## Goal of the exercise
What you return must be every line below that includes the word "name".

*** Opening of Excerpted data ***

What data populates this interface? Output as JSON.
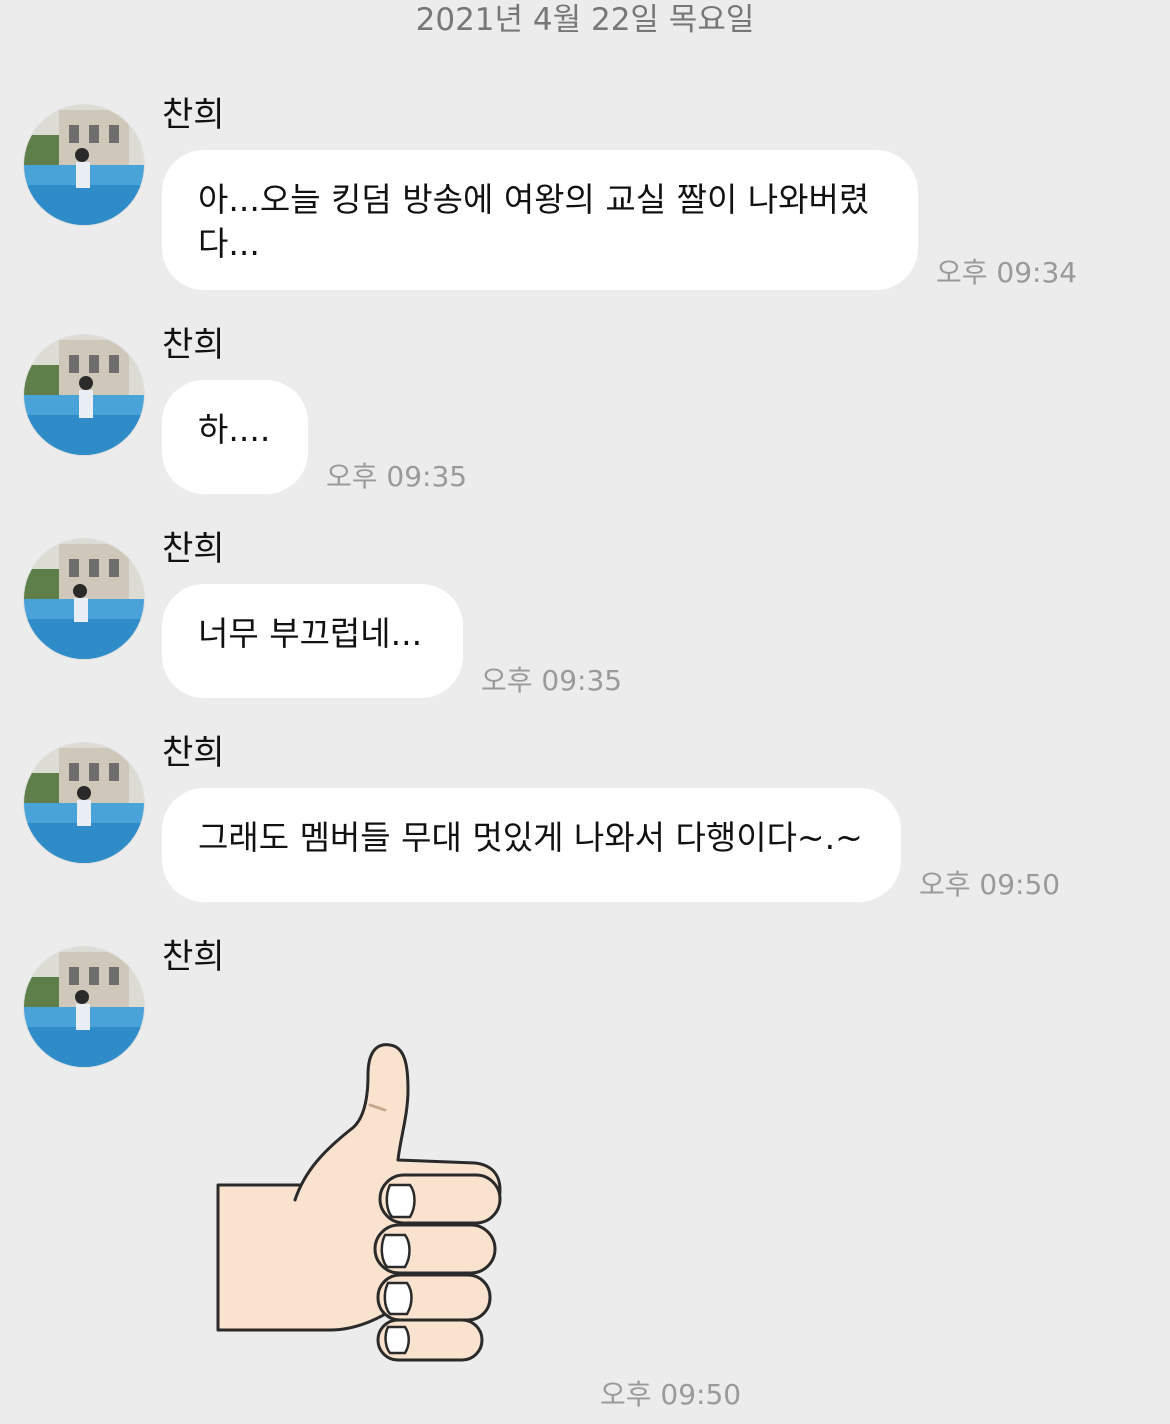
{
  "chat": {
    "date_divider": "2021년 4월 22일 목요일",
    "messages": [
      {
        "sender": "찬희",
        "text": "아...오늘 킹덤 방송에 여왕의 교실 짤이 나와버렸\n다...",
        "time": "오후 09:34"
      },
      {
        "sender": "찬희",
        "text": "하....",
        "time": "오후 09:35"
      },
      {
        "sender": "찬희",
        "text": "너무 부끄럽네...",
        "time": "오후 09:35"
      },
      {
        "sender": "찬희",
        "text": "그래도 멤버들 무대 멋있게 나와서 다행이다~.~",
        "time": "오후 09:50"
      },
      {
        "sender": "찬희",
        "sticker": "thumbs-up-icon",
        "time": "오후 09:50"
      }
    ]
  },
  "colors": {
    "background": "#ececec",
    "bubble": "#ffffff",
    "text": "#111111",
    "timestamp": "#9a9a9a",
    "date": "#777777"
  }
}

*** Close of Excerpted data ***
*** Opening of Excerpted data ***

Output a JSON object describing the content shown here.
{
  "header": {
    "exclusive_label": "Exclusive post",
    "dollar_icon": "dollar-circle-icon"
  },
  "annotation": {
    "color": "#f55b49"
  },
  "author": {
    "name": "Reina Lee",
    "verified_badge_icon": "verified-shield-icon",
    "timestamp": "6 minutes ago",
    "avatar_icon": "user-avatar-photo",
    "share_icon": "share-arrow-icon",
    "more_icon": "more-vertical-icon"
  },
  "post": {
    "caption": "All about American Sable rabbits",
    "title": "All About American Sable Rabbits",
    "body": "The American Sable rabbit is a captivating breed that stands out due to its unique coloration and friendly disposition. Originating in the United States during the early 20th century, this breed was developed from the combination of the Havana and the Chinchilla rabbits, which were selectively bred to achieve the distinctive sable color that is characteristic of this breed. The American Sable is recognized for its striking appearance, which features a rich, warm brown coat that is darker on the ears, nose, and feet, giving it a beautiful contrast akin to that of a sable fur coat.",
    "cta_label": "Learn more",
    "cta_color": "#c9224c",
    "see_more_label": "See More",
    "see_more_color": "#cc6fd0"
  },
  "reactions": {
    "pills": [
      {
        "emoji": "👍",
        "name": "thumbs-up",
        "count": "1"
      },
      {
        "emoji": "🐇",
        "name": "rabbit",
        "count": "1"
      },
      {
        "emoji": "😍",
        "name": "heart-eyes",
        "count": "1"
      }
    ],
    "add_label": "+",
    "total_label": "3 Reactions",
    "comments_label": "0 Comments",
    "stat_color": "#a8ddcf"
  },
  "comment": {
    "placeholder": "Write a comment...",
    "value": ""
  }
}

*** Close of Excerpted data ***

## Result for this exercise
    "name": "Reina Lee",
        "name": "thumbs-up",
        "name": "rabbit",
        "name": "heart-eyes",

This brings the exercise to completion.